was impeding hydroelectric generation, and defense industries had first claim on the available kilowatts. Now that the bans on lighted signs, night football games and other power drains were lifted, NES wanted to make sure its customers didn't fall into energy-conservation habits that could harm its bottom line.
And then came the news from Hawaii.Banner
publisher Jimmy Stahlman, who had pushed an isolationist agenda throughout the pre-war years, reacted to the attack with the same nuanced restraint he would show a generation later in applauding the killing of Vietnam war protesters at Kent State University. Stahlman's front-page poem
read in part:
Let's blockade their population into starvation.
Let's bomb their cities to shambles.
Let's give them what they asked for.
Let's put the dirty yellow beasts
Where they belong....
To Hell with the slant-eyed Son of Heaven.
To Hell with his seventy million little yellow devils.
That's my ticket.
I hope you like it.
Let's get going!
Sports editor Fred Russell echoed Stahlman's lines in a column
a couple of days later.
Under the poem (and continuing to an inside page
) was a story on Nashvillians known to be in the war zone, including former local socialite Cornelia Fort, who had become a flight instructor in Hawaii:
In her last letter, Miss Fort recounted that "the streets of Honolulu were teeming with Army and Navy men and were lined with defense workers." She did not indicate, however, that any disturbance was pending in that area and commented only on the "peaceful and beautiful country and the enjoyable American gatherings that were frequent at the Pearl Harbor Officers' Club."
Only later would her family learn that Fort had been in the air near Pearl Harbor as the Japanese attack began. She had to grab the controls from her student and swerve to avoid an oncoming enemy bomber. She then landed the aircraft under fire.
Fort went on to join the Women's Auxiliary Ferrying Squadron, flying military aircraft to bases around the country. On March 21, 1943, when the airplane she was ferrying went down after a mid-air collision over Texas, Cornelia Fort became the country's first female military pilot
to be killed in the line of duty.
Civilian life did go on with some normalcy in the days after the attack. For instance, local kids in a group sponsored by Mr. and Mrs. Battle Rodes went out caroling
to collect donations for the Fannie Battle Day Home. But the news soon began to reflect the war effort, as when a photo showed a Banner
newsboy selling defense stamps
to students at West End High School who were refugees from the European conflict. At least one of the youngsters in the picture, Henry Sender, would return to Europe as an American soldier by war's end.
And before the week ended, the paper would carry the first news of a local service member killed in combat

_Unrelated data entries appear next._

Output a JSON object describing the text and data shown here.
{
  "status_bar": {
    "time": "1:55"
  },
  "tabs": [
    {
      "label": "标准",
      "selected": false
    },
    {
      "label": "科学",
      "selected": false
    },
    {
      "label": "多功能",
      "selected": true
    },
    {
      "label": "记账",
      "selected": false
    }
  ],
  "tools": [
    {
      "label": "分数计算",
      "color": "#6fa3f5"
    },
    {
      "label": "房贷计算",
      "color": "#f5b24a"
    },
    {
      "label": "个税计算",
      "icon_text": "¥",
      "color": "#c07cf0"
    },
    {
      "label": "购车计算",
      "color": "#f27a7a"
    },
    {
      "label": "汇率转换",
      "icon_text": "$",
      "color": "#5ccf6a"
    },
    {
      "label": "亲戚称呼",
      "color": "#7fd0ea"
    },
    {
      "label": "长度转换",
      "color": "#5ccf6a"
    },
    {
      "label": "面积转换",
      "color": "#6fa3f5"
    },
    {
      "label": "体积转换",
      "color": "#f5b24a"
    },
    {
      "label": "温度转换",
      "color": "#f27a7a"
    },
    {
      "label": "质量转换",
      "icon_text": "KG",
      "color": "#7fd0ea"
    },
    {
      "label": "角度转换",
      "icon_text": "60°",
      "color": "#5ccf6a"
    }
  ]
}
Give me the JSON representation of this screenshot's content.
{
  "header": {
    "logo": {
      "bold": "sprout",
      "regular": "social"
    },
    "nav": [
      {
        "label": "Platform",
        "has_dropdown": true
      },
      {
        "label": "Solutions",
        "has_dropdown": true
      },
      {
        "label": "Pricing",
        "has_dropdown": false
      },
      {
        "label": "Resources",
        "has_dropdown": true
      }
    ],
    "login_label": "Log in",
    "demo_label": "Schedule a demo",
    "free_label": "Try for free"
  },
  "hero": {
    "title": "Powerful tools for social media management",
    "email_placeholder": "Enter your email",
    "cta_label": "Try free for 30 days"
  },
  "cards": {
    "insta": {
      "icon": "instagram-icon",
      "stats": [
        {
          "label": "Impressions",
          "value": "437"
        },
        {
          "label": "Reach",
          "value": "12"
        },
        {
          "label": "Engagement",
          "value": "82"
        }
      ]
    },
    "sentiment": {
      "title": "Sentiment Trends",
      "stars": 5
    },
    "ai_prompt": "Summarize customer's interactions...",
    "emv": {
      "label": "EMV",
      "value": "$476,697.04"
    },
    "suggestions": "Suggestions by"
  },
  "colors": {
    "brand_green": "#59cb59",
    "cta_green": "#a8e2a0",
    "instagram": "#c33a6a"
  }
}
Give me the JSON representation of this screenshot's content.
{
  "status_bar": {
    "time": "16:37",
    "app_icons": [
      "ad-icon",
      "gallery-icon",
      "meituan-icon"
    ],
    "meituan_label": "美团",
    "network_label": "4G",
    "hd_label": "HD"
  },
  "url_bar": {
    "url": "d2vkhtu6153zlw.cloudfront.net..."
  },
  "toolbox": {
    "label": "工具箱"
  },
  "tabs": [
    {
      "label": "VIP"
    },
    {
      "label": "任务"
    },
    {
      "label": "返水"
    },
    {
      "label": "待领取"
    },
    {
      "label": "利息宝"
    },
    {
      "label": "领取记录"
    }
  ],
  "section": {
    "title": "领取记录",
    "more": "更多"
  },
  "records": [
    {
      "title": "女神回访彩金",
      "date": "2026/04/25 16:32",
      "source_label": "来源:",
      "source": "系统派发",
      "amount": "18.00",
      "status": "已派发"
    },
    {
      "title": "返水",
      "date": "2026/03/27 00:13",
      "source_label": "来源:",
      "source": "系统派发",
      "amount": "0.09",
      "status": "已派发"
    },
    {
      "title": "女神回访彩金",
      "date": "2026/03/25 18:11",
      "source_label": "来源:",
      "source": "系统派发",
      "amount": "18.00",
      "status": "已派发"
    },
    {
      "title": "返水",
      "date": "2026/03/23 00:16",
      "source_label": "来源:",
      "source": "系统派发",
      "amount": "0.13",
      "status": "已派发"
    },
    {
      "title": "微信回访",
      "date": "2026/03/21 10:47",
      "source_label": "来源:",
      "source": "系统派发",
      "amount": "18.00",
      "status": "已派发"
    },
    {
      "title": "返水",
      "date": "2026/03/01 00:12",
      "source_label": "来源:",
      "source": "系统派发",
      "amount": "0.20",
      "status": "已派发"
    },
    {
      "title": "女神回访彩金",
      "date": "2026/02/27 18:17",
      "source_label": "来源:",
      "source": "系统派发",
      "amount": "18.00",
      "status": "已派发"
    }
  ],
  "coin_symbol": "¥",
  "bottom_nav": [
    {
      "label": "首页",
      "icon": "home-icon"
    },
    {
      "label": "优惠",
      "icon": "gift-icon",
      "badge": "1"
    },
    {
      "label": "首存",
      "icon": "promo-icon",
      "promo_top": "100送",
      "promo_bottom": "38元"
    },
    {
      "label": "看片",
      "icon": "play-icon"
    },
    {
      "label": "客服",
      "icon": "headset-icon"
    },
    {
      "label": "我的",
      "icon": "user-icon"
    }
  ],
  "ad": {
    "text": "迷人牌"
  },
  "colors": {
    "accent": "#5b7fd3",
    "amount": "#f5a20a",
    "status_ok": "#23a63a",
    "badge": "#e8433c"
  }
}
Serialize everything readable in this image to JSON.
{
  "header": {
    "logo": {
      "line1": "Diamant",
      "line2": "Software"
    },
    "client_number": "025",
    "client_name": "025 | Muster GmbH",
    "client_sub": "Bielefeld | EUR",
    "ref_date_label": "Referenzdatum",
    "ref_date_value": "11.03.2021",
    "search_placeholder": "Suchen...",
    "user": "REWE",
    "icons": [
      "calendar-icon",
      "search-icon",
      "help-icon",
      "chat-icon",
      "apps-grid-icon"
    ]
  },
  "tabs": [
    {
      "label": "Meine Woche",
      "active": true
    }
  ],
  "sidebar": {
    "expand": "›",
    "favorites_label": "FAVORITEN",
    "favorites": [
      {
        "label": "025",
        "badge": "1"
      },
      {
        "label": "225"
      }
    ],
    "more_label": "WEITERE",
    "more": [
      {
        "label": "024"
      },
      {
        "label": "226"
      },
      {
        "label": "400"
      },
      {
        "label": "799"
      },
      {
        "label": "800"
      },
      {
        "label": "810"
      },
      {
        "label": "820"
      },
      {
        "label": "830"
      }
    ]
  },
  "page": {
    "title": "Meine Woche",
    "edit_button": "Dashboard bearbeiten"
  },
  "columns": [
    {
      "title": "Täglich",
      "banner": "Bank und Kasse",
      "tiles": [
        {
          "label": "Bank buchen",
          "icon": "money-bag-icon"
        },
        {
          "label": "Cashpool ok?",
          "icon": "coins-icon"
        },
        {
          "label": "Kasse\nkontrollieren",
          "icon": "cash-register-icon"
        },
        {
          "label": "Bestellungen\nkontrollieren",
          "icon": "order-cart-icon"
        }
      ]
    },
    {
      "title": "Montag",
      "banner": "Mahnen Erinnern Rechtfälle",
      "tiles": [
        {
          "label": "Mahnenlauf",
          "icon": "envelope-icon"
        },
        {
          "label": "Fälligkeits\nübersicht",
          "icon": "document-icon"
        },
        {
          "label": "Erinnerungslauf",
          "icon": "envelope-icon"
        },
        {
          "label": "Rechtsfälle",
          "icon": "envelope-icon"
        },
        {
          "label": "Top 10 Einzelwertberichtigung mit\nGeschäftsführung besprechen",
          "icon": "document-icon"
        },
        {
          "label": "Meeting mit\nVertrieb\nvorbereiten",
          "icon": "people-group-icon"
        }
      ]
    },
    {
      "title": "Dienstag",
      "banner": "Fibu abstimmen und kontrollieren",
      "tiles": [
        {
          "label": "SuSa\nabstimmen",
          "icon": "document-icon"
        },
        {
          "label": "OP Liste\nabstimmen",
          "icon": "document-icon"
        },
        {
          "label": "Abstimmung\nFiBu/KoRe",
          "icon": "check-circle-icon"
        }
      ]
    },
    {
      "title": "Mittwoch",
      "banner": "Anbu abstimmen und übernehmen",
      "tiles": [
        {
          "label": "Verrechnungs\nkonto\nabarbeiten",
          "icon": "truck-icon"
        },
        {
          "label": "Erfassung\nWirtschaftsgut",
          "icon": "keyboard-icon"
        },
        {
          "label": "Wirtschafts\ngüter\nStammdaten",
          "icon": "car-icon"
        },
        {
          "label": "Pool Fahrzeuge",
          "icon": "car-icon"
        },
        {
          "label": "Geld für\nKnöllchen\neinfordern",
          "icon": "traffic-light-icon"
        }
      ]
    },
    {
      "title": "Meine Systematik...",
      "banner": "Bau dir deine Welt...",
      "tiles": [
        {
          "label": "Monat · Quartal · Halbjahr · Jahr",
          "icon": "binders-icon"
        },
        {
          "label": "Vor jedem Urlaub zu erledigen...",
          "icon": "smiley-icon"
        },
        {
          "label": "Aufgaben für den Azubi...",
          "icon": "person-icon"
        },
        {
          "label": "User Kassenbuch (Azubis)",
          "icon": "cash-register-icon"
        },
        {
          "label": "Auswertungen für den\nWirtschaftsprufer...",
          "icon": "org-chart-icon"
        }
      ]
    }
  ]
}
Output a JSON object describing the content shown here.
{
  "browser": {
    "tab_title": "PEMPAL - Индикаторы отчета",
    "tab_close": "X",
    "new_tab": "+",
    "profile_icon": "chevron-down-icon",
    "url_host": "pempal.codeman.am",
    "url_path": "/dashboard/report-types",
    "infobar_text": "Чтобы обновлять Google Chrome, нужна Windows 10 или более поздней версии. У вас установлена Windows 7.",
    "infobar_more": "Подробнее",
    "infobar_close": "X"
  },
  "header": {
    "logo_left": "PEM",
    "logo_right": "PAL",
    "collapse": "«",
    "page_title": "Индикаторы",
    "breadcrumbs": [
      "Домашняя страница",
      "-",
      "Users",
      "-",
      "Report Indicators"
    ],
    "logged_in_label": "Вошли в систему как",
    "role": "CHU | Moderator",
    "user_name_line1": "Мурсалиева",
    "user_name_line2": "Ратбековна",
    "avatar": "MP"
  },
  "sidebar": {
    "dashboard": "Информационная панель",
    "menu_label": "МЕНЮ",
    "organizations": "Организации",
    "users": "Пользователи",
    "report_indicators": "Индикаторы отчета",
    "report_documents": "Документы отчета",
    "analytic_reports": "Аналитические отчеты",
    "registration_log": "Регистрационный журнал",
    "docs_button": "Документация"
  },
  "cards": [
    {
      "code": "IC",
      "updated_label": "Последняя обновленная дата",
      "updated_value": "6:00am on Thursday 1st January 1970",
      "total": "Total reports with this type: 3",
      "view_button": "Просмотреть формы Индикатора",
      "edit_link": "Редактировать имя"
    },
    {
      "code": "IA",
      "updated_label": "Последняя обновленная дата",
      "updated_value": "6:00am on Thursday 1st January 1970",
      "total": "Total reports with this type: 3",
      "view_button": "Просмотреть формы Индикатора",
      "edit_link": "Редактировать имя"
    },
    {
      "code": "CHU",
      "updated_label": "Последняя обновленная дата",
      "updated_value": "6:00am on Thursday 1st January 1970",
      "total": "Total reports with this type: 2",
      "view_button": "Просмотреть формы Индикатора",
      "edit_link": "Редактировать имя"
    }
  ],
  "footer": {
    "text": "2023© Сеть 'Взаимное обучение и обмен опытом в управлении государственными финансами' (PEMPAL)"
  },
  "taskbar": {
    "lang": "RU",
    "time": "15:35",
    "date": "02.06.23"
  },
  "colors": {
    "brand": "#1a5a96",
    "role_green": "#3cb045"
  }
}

BEN EDWARD HOLT, 21, Negro mess attendant, was listed today as the first Nashville man to give his life for his country in the war against Japan. Holt's sister, Inez Stewart, received a letter from Honolulu last Saturday in which the boy said he had ordered two tons of coal for his mother and father for Christmas. Yesterday Elder R. E. Holt, Sr., minister of the Negro Church of Christ in Springfield, received a telegram from Rear Admiral C. W. Munitz [sic; the name was Nimitz] saying that Ben was "lost in action in the performance of his duty and in the services of his country." The boy's mother and father, four brothers, Mack, R. E., Jr., Homer Cleoplus, and Hawthorne, and two sisters, Mary and Juanita Holt, all live at 508 Fourteenth Avenue, North. His grandmother, Missouri Oliver, also survives. Holt graduated from Pearl High School of Nashville and then attended A&I State College here for one year.
The newspaper would go on to report that Seaman First Class James Dewey Wauford and Radioman Robert H. Bennett, both from Nashville and both 20 years of age, had also died at Pearl Harbor.
Curiously, the names of Holt, Wauford and Bennett are missing from an official list of Navy dead from Nashville
that was compiled after the war. They are also not included in the National Park Service's lists of those who perished aboard the USS Arizona
and elsewhere at Pearl Harbor